It was only a matter of time before he enlightened me. He had come seeking a book in the Bodleian Law Library, but had arrived too late. Whether or not he had been invited to the party we found ourselves at was unclear, but I saw no reason to let anyone know. Suspect Scholarship aside, once we got past the preliminaries and I'd confirmed that I'd seen the specific book he was looking for whilst doing some research just last week, we found ourselves in agreement about the excellence of the canapés, the incompetence of our respective Bursars, and the need for a glass of wine.

We'd just acquired the last item on that list when a crash made us both look up. I'm not certain what my colleague expected, but I was not surprised to see Julia in the centre of it all, tangled up with an unfamiliar blonde woman in a vintage maxi-dress.

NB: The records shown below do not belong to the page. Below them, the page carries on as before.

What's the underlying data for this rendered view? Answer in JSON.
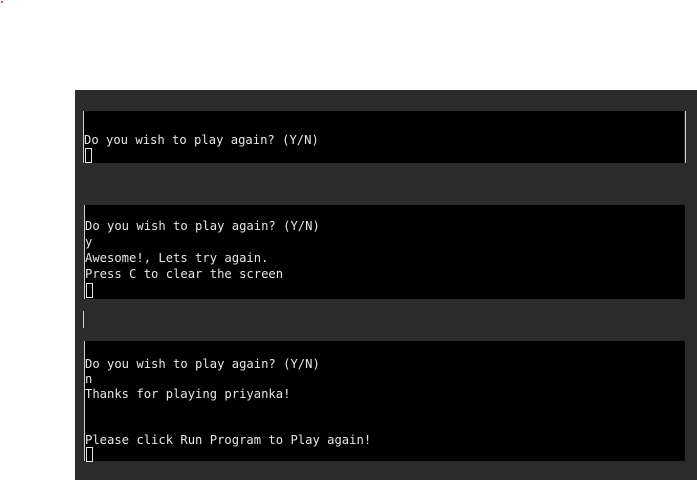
{
  "terminal_1": {
    "lines": [
      "Do you wish to play again? (Y/N)"
    ]
  },
  "terminal_2": {
    "lines": [
      "Do you wish to play again? (Y/N)",
      "y",
      "Awesome!, Lets try again.",
      "Press C to clear the screen"
    ]
  },
  "terminal_3": {
    "lines": [
      "Do you wish to play again? (Y/N)",
      "n",
      "Thanks for playing priyanka!",
      "",
      "Please click Run Program to Play again!"
    ]
  },
  "colors": {
    "frame": "#2b2b2b",
    "terminal_bg": "#000000",
    "terminal_text": "#e6e6e6"
  }
}
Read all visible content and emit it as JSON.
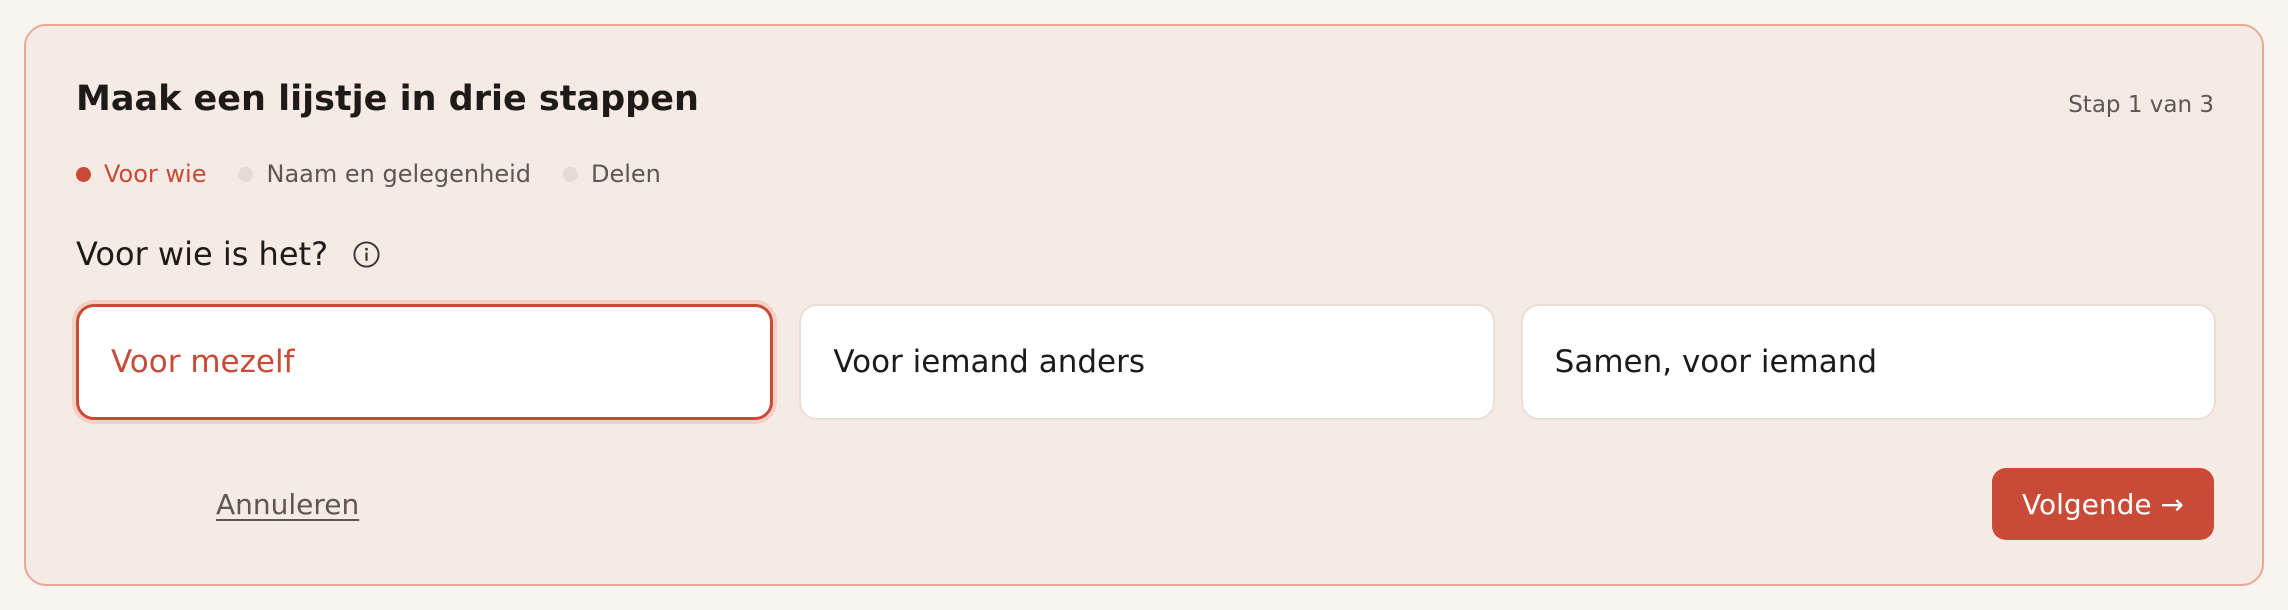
{
  "wizard": {
    "title": "Maak een lijstje in drie stappen",
    "step_counter": "Stap 1 van 3",
    "steps": [
      {
        "label": "Voor wie",
        "active": true
      },
      {
        "label": "Naam en gelegenheid",
        "active": false
      },
      {
        "label": "Delen",
        "active": false
      }
    ]
  },
  "question": {
    "label": "Voor wie is het?",
    "info_icon": "info-icon"
  },
  "options": [
    {
      "label": "Voor mezelf",
      "selected": true
    },
    {
      "label": "Voor iemand anders",
      "selected": false
    },
    {
      "label": "Samen, voor iemand",
      "selected": false
    }
  ],
  "actions": {
    "cancel_label": "Annuleren",
    "next_label": "Volgende →"
  },
  "colors": {
    "accent": "#c94b37",
    "card_background": "#f5ebe4",
    "card_border": "#e9a893",
    "inactive_dot": "#e4dbd2"
  }
}
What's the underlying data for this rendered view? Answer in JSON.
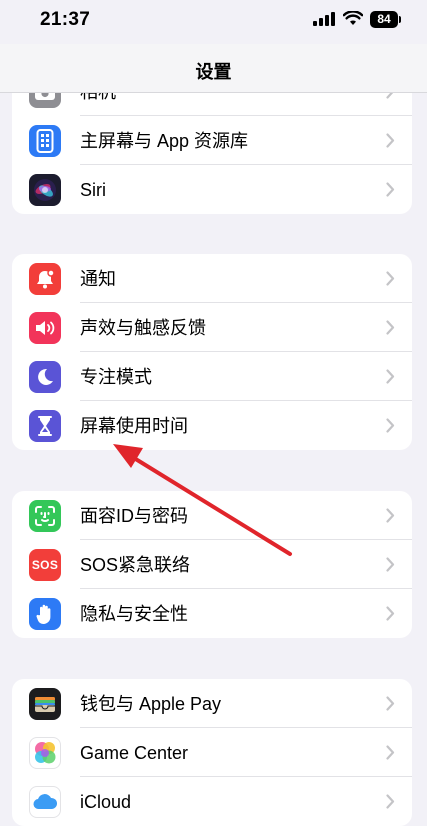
{
  "status_bar": {
    "time": "21:37",
    "battery": "84"
  },
  "nav": {
    "title": "设置"
  },
  "groups": [
    {
      "rows": [
        {
          "label": "相机",
          "icon": "camera-icon",
          "color": "#8e8e93"
        },
        {
          "label": "主屏幕与 App 资源库",
          "icon": "home-screen-icon",
          "color": "#2d7af5"
        },
        {
          "label": "Siri",
          "icon": "siri-icon",
          "color": "#1c1c2e"
        }
      ]
    },
    {
      "rows": [
        {
          "label": "通知",
          "icon": "notification-bell-icon",
          "color": "#f23e3a"
        },
        {
          "label": "声效与触感反馈",
          "icon": "speaker-icon",
          "color": "#f2345a"
        },
        {
          "label": "专注模式",
          "icon": "moon-icon",
          "color": "#5a54d6"
        },
        {
          "label": "屏幕使用时间",
          "icon": "hourglass-icon",
          "color": "#5a54d6"
        }
      ]
    },
    {
      "rows": [
        {
          "label": "面容ID与密码",
          "icon": "face-id-icon",
          "color": "#33c759"
        },
        {
          "label": "SOS紧急联络",
          "icon": "sos-icon",
          "icon_text": "SOS",
          "color": "#f23e3a"
        },
        {
          "label": "隐私与安全性",
          "icon": "hand-icon",
          "color": "#2d7af5"
        }
      ]
    },
    {
      "rows": [
        {
          "label": "钱包与 Apple Pay",
          "icon": "wallet-icon",
          "color": "#1c1c1e"
        },
        {
          "label": "Game Center",
          "icon": "game-center-icon",
          "color": "#ffffff"
        },
        {
          "label": "iCloud",
          "icon": "icloud-icon",
          "color": "#ffffff"
        }
      ]
    }
  ],
  "annotation": {
    "arrow_color": "#e0252b"
  }
}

They were both attempting to right the champagne fountain and spraying everyone nearby in the process, whilst Selena and a man with a crooked moustache tried to help them. Selena won the day by pulling the plug, and she and the man deftly untangled the other two from the cord. The fountain which had by then been emptied was set back on the table and Selena led the other two away to tidy themselves up.

I felt obliged to point out to the young man that his moustache was falling off. He gave me a rueful look, took it off and shoved it in the pocket of his blazer, before introducing himself as Ned Henry.

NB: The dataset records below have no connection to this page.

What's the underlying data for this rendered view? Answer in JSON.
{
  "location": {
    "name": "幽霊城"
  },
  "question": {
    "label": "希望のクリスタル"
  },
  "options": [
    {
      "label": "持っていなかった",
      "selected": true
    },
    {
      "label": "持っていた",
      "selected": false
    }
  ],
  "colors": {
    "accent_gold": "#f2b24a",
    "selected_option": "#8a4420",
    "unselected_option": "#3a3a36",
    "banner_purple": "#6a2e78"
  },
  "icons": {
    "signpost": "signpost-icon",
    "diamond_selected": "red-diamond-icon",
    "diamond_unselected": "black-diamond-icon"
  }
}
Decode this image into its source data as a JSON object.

To my surprise, Professor Chronotis was glaring at him. "Is there a reason you're dressed for the 1970s, rather than the current era?" he asked, looking Ned up and down rather pointedly.

"Fancy dress party?" Ned sounded more like he was offering this as a plausible excuse than the real answer. "Hazing?" He paused, then tried once more. "Time travel. Except we didn't land when we intended to." He clearly didn't expect either of us to believe the last one.

But Chronotis was nodding. "Fifty-first century? Or are you part of the early Oxford experiments."

Ned looked startled, but admitted, "Oxford", semi-reluctantly.

Chronotis asked a few more questions, whilst I slowly formed the opinion that they had both had a tad too much to drink, at best. I didn't care to think about "at worst", but as I was stuck until Julia and Selena returned, I sipped my wine, and attempted to find some logic to their conversation. In the end, I found myself concluding that Cambridge's inferior education might be due to something in the water.

I was relieved when Selena and Julia returned, accompanied by Ned's companion, Verity Kindle. Julia and Verity had bonded over their encounter with the champagne fountain and for some reason, Selena, who I would normally regard as a very sensible sort of person regarded the time travel thing as a perfectly reasonable explanation for their mode of attire.

Despite my misgivings, the others decided that they should find the book that both Chronotis and Ned and Verity were looking for, and as the only Oxford Fellow in the group, I felt obliged to go along to make certain that they did nothing untoward.

Getting into the Bodleian Law Library was surprisingly easy. There's a certain service entrance which I- never mind. Let us just say that I've found it very useful to have a way in or out of the building for when I was avoiding certain colleagues. The book in question was just where I'd left it, hidden behind certain Law Journals. I didn't feel the need to explain to anyone why I'd left it there beyond the fact that it had caught my eye as being out of place among the Medieval Law monographs.

After some discussion of what they planned to do with it, which hinged on the whole time travel premise, Professor Chronotis handed the book to Ned and Verity and shooed them off. Meanwhile the rest of us returned to the party where I was privileged to catch Julia and Selena kissing underneath some conveniently hung mistletoe. It was about time those two noticed what was right in front of their faces.

I've not seen Ned or Verity again, though I run into Professor Chronotis from time to time. Whether or not the time travel story was true, I have to believe that a monograph entitled Historical Law of the First Two Decades of the Twenty-First Century with a copyright date of 2050 is probably better off elsewhere.